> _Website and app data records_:
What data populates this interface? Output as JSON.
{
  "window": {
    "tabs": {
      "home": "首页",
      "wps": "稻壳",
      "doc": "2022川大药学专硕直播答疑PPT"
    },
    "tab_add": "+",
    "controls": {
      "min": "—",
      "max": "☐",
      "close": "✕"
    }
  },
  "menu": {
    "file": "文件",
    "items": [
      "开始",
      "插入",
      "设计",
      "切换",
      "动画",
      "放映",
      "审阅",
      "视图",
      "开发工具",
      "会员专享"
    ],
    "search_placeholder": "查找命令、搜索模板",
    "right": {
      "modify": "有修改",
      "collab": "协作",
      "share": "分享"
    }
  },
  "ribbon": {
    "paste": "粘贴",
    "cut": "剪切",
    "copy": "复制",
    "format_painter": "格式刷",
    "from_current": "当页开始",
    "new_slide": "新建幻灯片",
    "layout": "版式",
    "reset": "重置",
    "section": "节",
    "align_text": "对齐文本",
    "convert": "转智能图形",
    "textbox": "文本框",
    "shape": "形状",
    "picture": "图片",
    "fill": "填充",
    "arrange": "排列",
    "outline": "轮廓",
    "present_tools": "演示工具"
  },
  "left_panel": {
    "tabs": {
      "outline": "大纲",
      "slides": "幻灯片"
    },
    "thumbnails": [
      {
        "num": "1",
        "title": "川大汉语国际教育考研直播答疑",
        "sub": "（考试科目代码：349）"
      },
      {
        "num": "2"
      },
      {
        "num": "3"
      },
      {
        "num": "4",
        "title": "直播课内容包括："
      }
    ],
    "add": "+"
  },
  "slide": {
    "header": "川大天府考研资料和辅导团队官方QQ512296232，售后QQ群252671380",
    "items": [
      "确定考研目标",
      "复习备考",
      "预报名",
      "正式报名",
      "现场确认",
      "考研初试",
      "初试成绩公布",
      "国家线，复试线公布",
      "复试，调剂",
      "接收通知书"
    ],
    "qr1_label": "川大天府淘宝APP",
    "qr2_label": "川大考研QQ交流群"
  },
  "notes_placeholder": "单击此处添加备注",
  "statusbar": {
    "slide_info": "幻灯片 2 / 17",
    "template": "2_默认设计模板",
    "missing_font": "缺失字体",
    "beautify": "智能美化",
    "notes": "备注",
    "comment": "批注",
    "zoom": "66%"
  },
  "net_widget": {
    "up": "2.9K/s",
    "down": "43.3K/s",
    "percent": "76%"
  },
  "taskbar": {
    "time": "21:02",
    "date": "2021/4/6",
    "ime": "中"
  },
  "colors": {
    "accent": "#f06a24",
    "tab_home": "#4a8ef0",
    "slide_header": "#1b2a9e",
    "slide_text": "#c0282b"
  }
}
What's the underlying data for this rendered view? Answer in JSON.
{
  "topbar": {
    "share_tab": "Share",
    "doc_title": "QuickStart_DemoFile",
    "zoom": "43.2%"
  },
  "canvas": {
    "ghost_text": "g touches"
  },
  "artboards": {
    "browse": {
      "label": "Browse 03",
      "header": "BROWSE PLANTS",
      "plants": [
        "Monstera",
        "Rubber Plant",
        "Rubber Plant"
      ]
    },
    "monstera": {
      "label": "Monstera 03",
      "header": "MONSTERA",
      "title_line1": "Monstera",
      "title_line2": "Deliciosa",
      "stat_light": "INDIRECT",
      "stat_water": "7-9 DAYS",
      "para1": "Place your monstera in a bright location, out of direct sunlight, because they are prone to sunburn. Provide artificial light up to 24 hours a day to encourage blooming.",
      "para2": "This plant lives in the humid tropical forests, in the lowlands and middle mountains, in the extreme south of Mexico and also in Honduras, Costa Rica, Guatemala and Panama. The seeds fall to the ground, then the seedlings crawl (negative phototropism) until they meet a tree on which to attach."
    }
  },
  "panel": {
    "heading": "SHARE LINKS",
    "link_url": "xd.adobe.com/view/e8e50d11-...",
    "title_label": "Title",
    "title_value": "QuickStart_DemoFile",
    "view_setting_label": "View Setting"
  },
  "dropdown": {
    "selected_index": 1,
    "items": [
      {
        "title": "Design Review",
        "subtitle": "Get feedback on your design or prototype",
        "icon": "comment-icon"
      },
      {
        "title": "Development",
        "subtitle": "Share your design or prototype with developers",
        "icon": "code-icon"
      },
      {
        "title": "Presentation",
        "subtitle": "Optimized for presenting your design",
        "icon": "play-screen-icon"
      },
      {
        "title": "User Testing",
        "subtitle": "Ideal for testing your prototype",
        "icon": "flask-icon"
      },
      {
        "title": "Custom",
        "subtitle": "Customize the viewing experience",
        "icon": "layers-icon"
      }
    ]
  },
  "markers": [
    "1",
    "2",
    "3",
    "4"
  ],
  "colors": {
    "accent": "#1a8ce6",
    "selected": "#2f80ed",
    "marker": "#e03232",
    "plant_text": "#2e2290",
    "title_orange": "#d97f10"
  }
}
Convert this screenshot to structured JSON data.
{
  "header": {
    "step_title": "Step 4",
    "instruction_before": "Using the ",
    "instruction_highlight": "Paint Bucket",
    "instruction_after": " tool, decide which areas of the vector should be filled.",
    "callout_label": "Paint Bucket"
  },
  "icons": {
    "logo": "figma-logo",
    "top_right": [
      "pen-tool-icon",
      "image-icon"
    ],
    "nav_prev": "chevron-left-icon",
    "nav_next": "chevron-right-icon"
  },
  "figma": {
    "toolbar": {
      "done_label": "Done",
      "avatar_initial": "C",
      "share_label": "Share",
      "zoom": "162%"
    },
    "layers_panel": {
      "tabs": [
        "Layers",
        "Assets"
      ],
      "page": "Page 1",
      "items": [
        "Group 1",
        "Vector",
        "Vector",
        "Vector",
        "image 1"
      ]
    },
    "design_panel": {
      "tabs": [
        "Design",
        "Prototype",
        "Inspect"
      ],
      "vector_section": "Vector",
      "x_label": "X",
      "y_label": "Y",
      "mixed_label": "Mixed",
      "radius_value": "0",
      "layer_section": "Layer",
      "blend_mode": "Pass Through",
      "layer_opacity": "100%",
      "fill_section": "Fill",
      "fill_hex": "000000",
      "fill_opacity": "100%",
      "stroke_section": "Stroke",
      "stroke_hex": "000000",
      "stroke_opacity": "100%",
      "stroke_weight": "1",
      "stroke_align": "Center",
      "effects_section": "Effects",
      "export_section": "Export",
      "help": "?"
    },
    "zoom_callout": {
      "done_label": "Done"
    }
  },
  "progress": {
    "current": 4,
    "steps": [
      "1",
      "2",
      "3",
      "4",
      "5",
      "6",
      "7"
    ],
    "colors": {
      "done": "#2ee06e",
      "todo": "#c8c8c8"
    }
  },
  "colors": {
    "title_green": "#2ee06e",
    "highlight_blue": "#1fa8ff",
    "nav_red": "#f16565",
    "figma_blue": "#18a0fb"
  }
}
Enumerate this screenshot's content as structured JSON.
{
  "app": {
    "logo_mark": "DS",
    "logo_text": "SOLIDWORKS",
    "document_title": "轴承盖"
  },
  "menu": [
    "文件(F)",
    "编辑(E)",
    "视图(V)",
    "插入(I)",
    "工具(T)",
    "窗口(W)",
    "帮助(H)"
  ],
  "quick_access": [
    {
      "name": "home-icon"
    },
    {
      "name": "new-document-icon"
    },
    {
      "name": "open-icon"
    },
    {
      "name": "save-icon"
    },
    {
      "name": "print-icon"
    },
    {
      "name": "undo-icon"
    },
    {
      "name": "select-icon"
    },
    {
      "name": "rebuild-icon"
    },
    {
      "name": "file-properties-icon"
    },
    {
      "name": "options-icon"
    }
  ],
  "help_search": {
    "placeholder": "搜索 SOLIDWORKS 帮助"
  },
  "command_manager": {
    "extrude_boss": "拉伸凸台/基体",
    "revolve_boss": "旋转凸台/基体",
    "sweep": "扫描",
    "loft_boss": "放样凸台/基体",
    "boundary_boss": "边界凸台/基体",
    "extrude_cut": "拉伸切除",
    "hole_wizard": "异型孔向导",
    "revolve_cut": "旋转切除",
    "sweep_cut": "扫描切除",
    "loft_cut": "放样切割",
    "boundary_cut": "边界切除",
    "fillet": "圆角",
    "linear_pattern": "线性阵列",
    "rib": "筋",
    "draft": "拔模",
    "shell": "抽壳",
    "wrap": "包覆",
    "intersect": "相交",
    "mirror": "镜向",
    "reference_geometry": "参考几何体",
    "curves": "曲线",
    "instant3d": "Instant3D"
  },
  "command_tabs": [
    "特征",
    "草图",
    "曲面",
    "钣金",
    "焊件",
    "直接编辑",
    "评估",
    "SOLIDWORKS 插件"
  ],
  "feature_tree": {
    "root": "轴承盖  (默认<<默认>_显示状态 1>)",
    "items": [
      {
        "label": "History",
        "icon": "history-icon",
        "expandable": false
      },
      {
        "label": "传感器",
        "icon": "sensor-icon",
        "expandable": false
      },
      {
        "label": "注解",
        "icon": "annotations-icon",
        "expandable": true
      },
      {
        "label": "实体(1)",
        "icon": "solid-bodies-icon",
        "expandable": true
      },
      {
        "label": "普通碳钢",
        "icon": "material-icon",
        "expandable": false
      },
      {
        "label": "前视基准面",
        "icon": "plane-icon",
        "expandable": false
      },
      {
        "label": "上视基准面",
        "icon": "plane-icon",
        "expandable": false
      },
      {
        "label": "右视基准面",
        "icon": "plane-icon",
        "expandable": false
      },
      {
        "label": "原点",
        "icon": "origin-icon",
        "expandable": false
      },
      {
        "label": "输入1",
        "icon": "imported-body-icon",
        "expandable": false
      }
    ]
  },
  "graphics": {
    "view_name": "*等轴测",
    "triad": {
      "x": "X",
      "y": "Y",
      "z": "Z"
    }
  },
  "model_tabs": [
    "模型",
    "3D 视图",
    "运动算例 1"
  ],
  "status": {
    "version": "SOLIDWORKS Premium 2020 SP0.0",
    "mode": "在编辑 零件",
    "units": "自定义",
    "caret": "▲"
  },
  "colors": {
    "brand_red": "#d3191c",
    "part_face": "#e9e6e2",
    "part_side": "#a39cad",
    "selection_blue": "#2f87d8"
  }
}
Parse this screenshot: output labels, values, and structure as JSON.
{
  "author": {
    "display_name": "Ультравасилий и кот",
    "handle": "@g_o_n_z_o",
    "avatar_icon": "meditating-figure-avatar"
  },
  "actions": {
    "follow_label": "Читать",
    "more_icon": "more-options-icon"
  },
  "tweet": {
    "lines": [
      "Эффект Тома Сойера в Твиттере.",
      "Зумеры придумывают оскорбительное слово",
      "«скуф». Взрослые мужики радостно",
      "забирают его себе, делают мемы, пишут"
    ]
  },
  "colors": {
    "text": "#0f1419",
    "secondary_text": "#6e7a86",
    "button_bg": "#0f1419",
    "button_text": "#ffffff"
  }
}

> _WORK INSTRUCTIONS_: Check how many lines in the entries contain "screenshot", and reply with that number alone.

> _RESULT_: 3